Exercise aim: The entries below should be repeated exactly, with no pictures carried over.

Dataset rows for apps and sites:
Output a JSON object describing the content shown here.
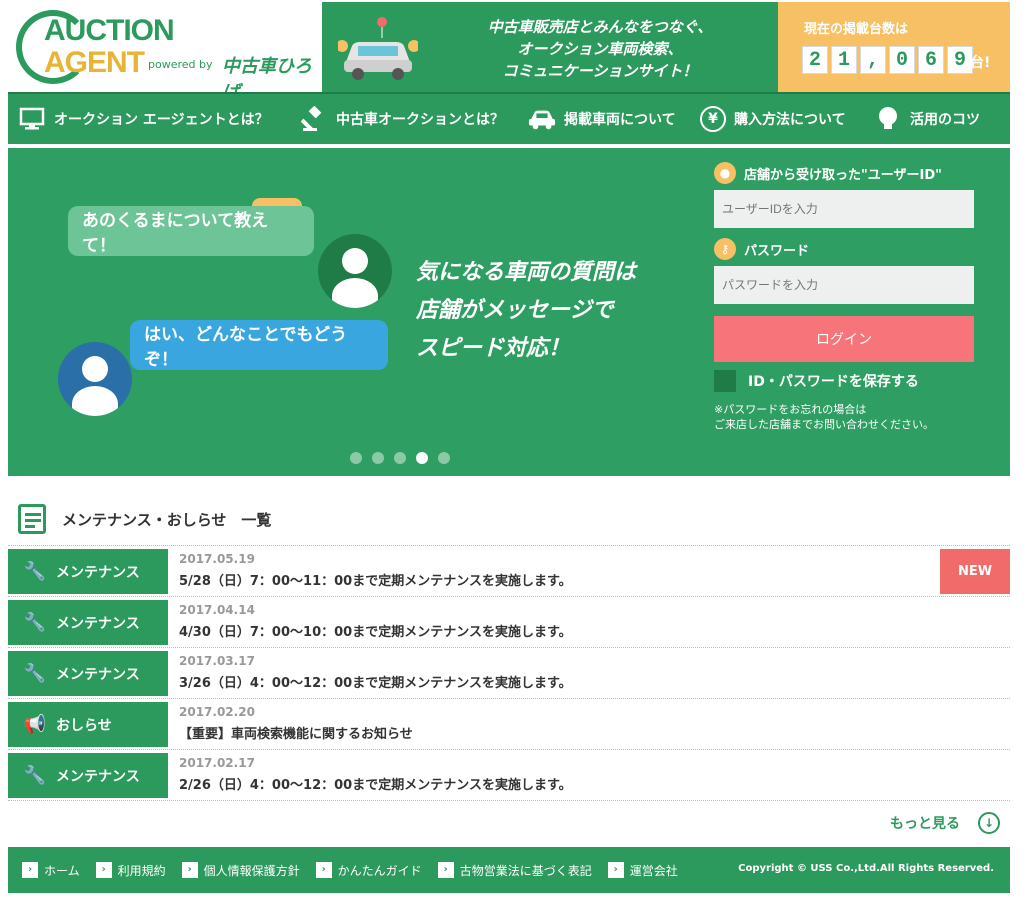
{
  "header": {
    "logo_line1": "AUCTION",
    "logo_line2": "AGENT",
    "logo_powered": "powered by",
    "logo_brand": "中古車ひろば",
    "tagline": [
      "中古車販売店とみんなをつなぐ、",
      "オークション車両検索、",
      "コミュニケーションサイト！"
    ],
    "counter_title": "現在の掲載台数は",
    "counter_digits": [
      "2",
      "1",
      ",",
      "0",
      "6",
      "9"
    ],
    "counter_unit": "台!"
  },
  "nav": [
    {
      "label": "オークション エージェントとは？",
      "icon": "monitor-icon"
    },
    {
      "label": "中古車オークションとは？",
      "icon": "gavel-icon"
    },
    {
      "label": "掲載車両について",
      "icon": "car-icon"
    },
    {
      "label": "購入方法について",
      "icon": "yen-icon"
    },
    {
      "label": "活用のコツ",
      "icon": "lightbulb-icon"
    }
  ],
  "banner": {
    "bubble_question": "あのくるまについて教えて！",
    "bubble_answer": "はい、どんなことでもどうぞ！",
    "copy": [
      "気になる車両の質問は",
      "店舗がメッセージで",
      "スピード対応！"
    ],
    "dots_total": 5,
    "dots_active": 4
  },
  "login": {
    "user_label": "店舗から受け取った\"ユーザーID\"",
    "user_placeholder": "ユーザーIDを入力",
    "password_label": "パスワード",
    "password_placeholder": "パスワードを入力",
    "button": "ログイン",
    "remember": "ID・パスワードを保存する",
    "note1": "※パスワードをお忘れの場合は",
    "note2": "ご来店した店舗までお問い合わせください。"
  },
  "news": {
    "title": "メンテナンス・おしらせ　一覧",
    "items": [
      {
        "category": "メンテナンス",
        "icon": "wrench-icon",
        "date": "2017.05.19",
        "text": "5/28（日）7：00～11：00まで定期メンテナンスを実施します。",
        "badge": "NEW"
      },
      {
        "category": "メンテナンス",
        "icon": "wrench-icon",
        "date": "2017.04.14",
        "text": "4/30（日）7：00～10：00まで定期メンテナンスを実施します。",
        "badge": ""
      },
      {
        "category": "メンテナンス",
        "icon": "wrench-icon",
        "date": "2017.03.17",
        "text": "3/26（日）4：00～12：00まで定期メンテナンスを実施します。",
        "badge": ""
      },
      {
        "category": "おしらせ",
        "icon": "megaphone-icon",
        "date": "2017.02.20",
        "text": "【重要】車両検索機能に関するお知らせ",
        "badge": ""
      },
      {
        "category": "メンテナンス",
        "icon": "wrench-icon",
        "date": "2017.02.17",
        "text": "2/26（日）4：00～12：00まで定期メンテナンスを実施します。",
        "badge": ""
      }
    ],
    "more": "もっと見る"
  },
  "footer": {
    "links": [
      "ホーム",
      "利用規約",
      "個人情報保護方針",
      "かんたんガイド",
      "古物営業法に基づく表記",
      "運営会社"
    ],
    "copyright": "Copyright © USS Co.,Ltd.All Rights Reserved."
  },
  "colors": {
    "brand_green": "#2c9a5d",
    "accent_yellow": "#f7c064",
    "login_red": "#f7747a",
    "new_badge": "#f26b6b"
  }
}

Result of the exercise:
Output a JSON object describing the content shown here.
{
  "header": {
    "logo_line1": "AUCTION",
    "logo_line2": "AGENT",
    "logo_powered": "powered by",
    "logo_brand": "中古車ひろば",
    "tagline": [
      "中古車販売店とみんなをつなぐ、",
      "オークション車両検索、",
      "コミュニケーションサイト！"
    ],
    "counter_title": "現在の掲載台数は",
    "counter_digits": [
      "2",
      "1",
      ",",
      "0",
      "6",
      "9"
    ],
    "counter_unit": "台!"
  },
  "nav": [
    {
      "label": "オークション エージェントとは？",
      "icon": "monitor-icon"
    },
    {
      "label": "中古車オークションとは？",
      "icon": "gavel-icon"
    },
    {
      "label": "掲載車両について",
      "icon": "car-icon"
    },
    {
      "label": "購入方法について",
      "icon": "yen-icon"
    },
    {
      "label": "活用のコツ",
      "icon": "lightbulb-icon"
    }
  ],
  "banner": {
    "bubble_question": "あのくるまについて教えて！",
    "bubble_answer": "はい、どんなことでもどうぞ！",
    "copy": [
      "気になる車両の質問は",
      "店舗がメッセージで",
      "スピード対応！"
    ],
    "dots_total": 5,
    "dots_active": 4
  },
  "login": {
    "user_label": "店舗から受け取った\"ユーザーID\"",
    "user_placeholder": "ユーザーIDを入力",
    "password_label": "パスワード",
    "password_placeholder": "パスワードを入力",
    "button": "ログイン",
    "remember": "ID・パスワードを保存する",
    "note1": "※パスワードをお忘れの場合は",
    "note2": "ご来店した店舗までお問い合わせください。"
  },
  "news": {
    "title": "メンテナンス・おしらせ　一覧",
    "items": [
      {
        "category": "メンテナンス",
        "icon": "wrench-icon",
        "date": "2017.05.19",
        "text": "5/28（日）7：00～11：00まで定期メンテナンスを実施します。",
        "badge": "NEW"
      },
      {
        "category": "メンテナンス",
        "icon": "wrench-icon",
        "date": "2017.04.14",
        "text": "4/30（日）7：00～10：00まで定期メンテナンスを実施します。",
        "badge": ""
      },
      {
        "category": "メンテナンス",
        "icon": "wrench-icon",
        "date": "2017.03.17",
        "text": "3/26（日）4：00～12：00まで定期メンテナンスを実施します。",
        "badge": ""
      },
      {
        "category": "おしらせ",
        "icon": "megaphone-icon",
        "date": "2017.02.20",
        "text": "【重要】車両検索機能に関するお知らせ",
        "badge": ""
      },
      {
        "category": "メンテナンス",
        "icon": "wrench-icon",
        "date": "2017.02.17",
        "text": "2/26（日）4：00～12：00まで定期メンテナンスを実施します。",
        "badge": ""
      }
    ],
    "more": "もっと見る"
  },
  "footer": {
    "links": [
      "ホーム",
      "利用規約",
      "個人情報保護方針",
      "かんたんガイド",
      "古物営業法に基づく表記",
      "運営会社"
    ],
    "copyright": "Copyright © USS Co.,Ltd.All Rights Reserved."
  },
  "colors": {
    "brand_green": "#2c9a5d",
    "accent_yellow": "#f7c064",
    "login_red": "#f7747a",
    "new_badge": "#f26b6b"
  }
}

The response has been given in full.